WORK ORDER - Copy each line below containing "January".

○ ○ ○ ○

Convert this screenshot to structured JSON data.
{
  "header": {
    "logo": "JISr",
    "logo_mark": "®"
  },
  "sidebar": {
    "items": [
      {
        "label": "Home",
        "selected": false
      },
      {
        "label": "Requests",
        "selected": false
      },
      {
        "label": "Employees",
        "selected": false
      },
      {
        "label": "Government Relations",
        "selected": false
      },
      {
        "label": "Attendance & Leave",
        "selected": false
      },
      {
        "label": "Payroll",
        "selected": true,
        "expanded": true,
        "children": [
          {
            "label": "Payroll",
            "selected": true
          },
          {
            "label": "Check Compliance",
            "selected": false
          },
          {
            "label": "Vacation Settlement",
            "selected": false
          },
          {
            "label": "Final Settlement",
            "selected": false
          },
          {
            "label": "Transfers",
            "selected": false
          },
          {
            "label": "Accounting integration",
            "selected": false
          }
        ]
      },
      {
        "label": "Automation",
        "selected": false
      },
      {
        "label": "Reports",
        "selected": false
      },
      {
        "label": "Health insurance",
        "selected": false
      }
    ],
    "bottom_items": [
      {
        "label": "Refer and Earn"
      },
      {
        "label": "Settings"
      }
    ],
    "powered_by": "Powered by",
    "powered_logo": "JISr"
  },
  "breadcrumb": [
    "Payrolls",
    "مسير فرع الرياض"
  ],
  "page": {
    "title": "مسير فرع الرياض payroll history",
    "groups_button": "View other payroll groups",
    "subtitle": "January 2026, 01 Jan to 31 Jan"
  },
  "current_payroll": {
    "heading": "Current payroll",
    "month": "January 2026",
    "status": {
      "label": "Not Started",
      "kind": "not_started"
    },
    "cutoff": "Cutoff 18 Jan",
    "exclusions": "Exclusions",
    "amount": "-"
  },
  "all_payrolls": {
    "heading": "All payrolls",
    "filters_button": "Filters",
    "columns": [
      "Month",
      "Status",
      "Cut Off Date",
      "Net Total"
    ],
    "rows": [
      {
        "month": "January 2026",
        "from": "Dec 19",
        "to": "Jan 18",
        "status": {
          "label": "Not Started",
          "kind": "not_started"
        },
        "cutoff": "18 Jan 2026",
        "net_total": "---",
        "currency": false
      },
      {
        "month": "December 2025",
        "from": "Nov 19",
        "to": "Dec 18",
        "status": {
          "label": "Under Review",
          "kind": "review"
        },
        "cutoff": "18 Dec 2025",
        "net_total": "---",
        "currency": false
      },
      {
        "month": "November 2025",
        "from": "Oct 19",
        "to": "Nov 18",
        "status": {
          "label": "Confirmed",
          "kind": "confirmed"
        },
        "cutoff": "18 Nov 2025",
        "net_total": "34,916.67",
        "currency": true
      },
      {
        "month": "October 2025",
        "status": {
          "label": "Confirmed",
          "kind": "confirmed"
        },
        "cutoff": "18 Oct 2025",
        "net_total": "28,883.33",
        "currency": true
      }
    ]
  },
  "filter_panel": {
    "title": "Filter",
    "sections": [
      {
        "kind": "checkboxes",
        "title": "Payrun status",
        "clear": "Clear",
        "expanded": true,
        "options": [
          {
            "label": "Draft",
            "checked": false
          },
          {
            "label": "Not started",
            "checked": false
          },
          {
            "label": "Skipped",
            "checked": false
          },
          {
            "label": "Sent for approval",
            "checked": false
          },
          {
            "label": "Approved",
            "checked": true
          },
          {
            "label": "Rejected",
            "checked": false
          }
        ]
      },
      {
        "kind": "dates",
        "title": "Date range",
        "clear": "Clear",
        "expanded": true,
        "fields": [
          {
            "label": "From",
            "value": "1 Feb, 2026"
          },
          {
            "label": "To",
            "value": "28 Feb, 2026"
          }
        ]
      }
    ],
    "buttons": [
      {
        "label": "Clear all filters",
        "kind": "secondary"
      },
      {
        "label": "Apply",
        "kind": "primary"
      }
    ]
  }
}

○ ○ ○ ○

OUTPUT -
    "subtitle": "January 2026, 01 Jan to 31 Jan"
    "month": "January 2026",
        "month": "January 2026",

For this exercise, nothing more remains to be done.